At 4pm I woke up to some nervous faces, a few nurses were in Jane’s room working frantically. A few nurses turned into a dozen doctors & nurses very fast, and we were soon at rock-bottom, with Jane at rock-bottom.
A few minutes prior (while I was sleeping), Elisabeth was watching the nurse suction out Jane’s mouth and reposition Jane’s cute little swollen little 4lb body, which helps getting rid of the fluids. Swelling in infants is bad. What happened next nobody will ever know, but the doctors believe that 1) Jane’s breathing tube got slightly removed, or 2) Jane’s breathing tube got plugged by something, maybe secretion.
Since Jane is extremely sensitive, any little problem can turn catastrophic. We got to watch Jane’s heart rate drop, then drop more, and more, and more, until it couldn’t drop any more–she had no pulse. Jane’s heart stopped pumping. Elisabeth looked at me and said, “that’s it”.
With Elisabeth in my arms, I reminded her that Jane is our miracle baby; God has more in His plans for our baby.
We were both numb from it all, our emotions can only take so much. We’ve experienced horrible events like this several times over the past 5 weeks, but never THIS BAD. We both stood there in awe, not believing what was happening, we weren’t even crying. Just 1 week ago I watched and listened to a crying mother slowly lose her son in the room next door to us– deja-vu.
Shortly after, her heart again started to beat on its own, while the doctors kept with the CPR and manually injected oxygen into her lungs. Her heart rate hovered in the low 20′s for about 20 minutes. They weren’t able to get her heart rate up, no matter what they tried. By Epinephrine (adrenaline) dose #5, there’s just no reason to think that a 6th dose will get her heart beating faster. For babies, if by 2 or so doses the heart hasn’t responded, any more doses have historically shown to not be of any more benefit. The head doctor told us she’s probably not going to recover. So we’re still just as numb as can be. Elisabeth just asked him to get back to work, don’t give up. He came to the point twice just asking out loud, “Does anybody have any ideas?!” Shortly after his 2nd plea, the doctor told us to bring in our family and say our last good-byes to Jane. We didn’t know what to think. “Not now” is all we knew. Since she did have a pulse, though small, we felt encouraged that it can possibly go up. So we asked him if he’s sure she won’t recover. He said he’s sure. I said 100% sure? Then he clearly stated, “I’m 100% sure that she will not recover from this, her heart hasn’t responded to the “epi”, and it won’t now.” And he mentioned that he doesn’t want to keep doing CPR and make her suffer more from the constant compressions. We decided to tell him to not to worry about us, and just get back to work.

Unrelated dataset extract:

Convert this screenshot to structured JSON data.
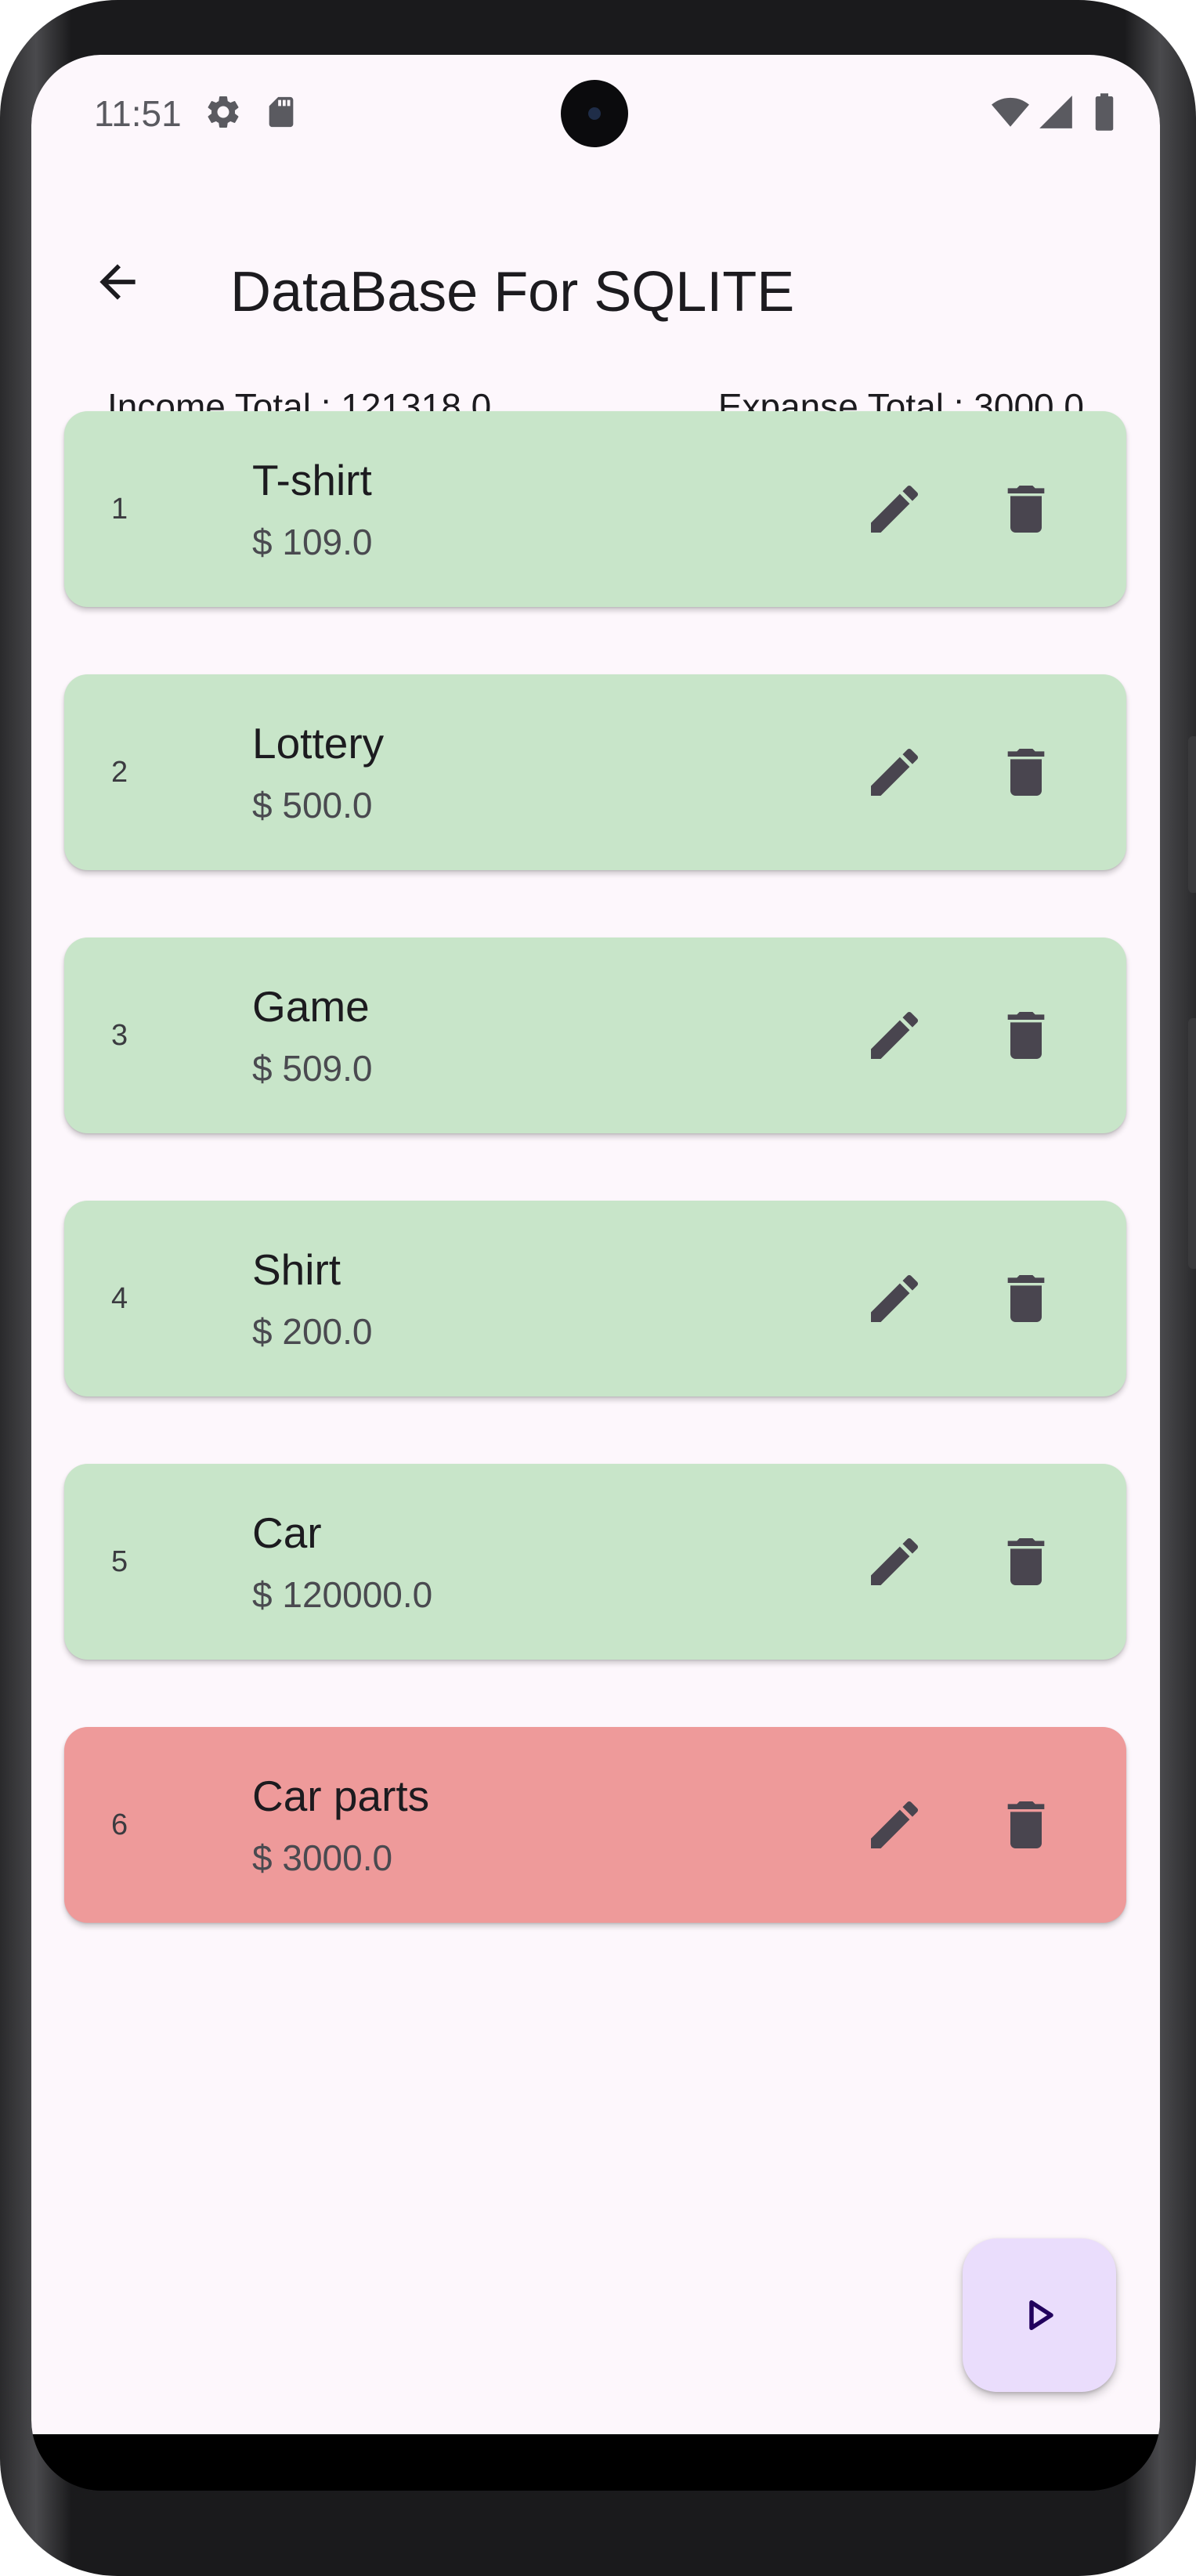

Not 2 minutes passed, and her heart rate went up to 27, then back to 23, and bounced back and forth. Then it went all the way up to 35, then 37, 45, and stayed around there. We were getting excited, still scared as can be, because Jane can’t sustain life at 45 bpm, needing CPR forever. Then it went to 50, 70, 90, and hung around the 90′s for a few minutes.
Elisabeth prayed with Luba earlier today, telling God that today is the day for a miracle. She had no idea that she was speaking the truth.
100, 120, and comfortably at 130 the rest of the day, a normal rate for infants.
Jane decided that she wasn’t ready to die.
There’s more details, but I’m done thinking for the night. Over the next 48 hours, the main concern is to reduce possibility of brain damage as a result of today’s event. They’re also very concerned with her other organs, since she went so long with very little blood throughout her body, assuming that for-sure there IS damage, they just need time to see the extent. We disagree with them.
Without getting in to too much details today because we’re so exhausted, we do give glory to God, for coming through in the last minute. Sometimes He seems like a procrastinator.